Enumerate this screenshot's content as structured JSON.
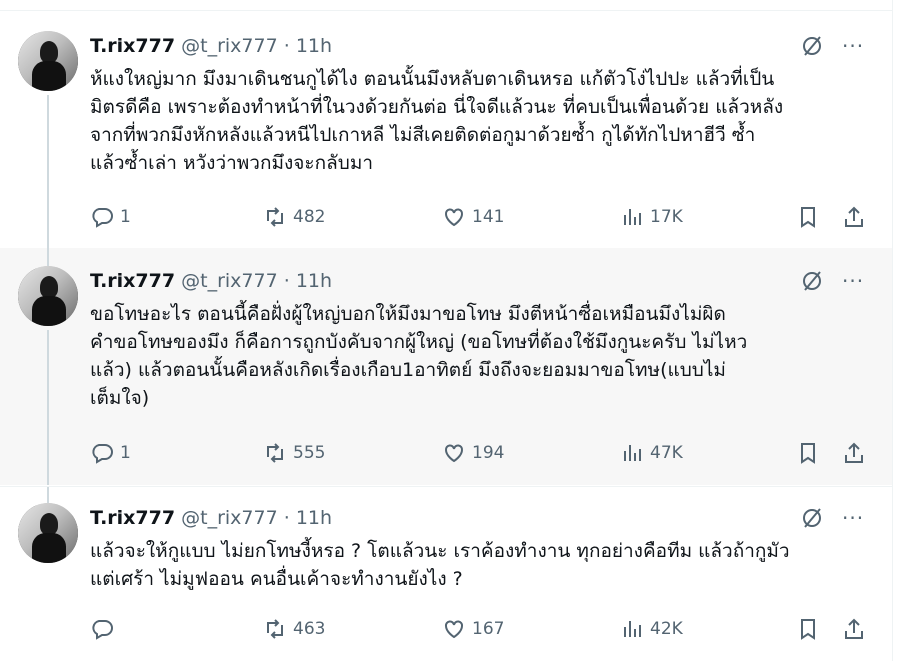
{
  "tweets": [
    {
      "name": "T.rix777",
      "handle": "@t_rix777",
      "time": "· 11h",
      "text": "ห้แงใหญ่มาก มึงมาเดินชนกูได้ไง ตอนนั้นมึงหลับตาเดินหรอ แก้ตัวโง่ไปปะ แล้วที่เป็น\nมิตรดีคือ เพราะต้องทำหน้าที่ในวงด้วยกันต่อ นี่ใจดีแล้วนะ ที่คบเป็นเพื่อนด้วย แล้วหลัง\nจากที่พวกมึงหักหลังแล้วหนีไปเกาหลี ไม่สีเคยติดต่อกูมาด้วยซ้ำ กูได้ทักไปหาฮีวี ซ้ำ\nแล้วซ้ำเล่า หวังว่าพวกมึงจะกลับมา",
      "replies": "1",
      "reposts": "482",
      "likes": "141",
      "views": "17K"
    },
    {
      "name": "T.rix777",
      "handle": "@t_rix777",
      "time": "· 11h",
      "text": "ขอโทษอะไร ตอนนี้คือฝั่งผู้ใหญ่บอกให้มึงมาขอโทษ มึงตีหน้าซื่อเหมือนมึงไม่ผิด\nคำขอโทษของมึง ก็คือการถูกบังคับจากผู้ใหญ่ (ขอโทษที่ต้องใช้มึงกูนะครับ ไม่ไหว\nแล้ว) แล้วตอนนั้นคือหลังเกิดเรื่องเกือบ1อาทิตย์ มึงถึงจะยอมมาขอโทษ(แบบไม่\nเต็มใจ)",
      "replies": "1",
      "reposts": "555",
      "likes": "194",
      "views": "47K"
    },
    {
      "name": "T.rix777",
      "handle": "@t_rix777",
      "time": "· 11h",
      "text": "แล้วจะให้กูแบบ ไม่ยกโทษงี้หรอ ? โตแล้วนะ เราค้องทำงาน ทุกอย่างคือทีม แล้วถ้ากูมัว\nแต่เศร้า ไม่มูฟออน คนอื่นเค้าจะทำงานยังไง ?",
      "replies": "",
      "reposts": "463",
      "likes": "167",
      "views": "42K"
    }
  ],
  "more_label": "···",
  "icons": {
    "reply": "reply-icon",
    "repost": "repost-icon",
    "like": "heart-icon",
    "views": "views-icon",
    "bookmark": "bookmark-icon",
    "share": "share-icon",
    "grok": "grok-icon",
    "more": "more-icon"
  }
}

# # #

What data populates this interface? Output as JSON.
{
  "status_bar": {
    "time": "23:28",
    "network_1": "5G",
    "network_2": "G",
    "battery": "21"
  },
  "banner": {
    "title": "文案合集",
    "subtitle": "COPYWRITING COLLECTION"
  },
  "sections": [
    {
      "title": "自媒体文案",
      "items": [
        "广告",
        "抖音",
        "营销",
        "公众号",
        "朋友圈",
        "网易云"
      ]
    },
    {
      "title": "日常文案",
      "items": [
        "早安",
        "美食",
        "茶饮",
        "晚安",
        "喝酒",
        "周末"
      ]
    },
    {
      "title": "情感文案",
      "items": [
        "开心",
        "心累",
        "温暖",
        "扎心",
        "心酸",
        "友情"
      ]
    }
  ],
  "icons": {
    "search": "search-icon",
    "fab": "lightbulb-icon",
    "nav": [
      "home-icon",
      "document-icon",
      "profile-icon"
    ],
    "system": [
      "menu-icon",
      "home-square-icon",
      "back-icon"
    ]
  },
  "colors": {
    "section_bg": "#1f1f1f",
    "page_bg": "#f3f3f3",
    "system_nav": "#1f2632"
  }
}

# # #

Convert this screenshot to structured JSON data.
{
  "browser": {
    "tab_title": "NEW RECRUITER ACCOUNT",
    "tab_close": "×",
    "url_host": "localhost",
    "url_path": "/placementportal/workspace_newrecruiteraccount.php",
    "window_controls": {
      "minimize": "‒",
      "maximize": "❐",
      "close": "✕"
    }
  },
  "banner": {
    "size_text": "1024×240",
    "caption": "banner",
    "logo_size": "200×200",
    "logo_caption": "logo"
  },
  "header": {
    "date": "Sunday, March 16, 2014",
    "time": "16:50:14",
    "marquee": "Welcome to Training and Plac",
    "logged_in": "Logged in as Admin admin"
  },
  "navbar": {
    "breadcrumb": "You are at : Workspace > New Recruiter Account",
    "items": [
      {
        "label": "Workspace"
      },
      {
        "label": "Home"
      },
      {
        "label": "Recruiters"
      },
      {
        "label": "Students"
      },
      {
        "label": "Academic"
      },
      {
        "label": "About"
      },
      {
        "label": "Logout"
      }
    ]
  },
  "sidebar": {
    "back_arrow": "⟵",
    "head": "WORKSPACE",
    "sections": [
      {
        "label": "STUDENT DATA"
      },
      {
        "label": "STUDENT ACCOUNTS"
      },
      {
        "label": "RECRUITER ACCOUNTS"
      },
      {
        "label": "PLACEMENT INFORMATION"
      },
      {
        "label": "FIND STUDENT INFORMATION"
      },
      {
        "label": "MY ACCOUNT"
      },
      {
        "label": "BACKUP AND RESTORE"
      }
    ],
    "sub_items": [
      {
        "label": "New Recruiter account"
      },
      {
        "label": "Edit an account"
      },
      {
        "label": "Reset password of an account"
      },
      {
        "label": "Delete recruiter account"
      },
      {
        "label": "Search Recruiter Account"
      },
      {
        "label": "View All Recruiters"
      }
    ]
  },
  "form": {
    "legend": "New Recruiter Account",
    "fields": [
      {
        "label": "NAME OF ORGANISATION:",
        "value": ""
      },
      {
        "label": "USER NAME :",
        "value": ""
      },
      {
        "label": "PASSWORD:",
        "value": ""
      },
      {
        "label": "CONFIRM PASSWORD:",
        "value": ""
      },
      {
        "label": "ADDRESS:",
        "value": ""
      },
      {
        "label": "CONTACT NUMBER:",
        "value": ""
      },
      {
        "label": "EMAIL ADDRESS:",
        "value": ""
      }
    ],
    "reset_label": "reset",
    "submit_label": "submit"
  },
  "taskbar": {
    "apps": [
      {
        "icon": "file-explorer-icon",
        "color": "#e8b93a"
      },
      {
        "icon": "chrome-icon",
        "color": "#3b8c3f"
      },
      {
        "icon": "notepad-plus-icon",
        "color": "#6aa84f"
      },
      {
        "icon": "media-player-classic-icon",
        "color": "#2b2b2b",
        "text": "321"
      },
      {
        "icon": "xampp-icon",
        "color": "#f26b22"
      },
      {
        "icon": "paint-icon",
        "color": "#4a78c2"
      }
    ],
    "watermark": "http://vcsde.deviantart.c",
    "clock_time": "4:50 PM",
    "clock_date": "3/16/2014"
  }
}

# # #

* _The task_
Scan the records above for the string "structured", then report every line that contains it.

* _Response box_
Enumerate this screenshot's content as structured JSON.
Convert this screenshot to structured JSON data.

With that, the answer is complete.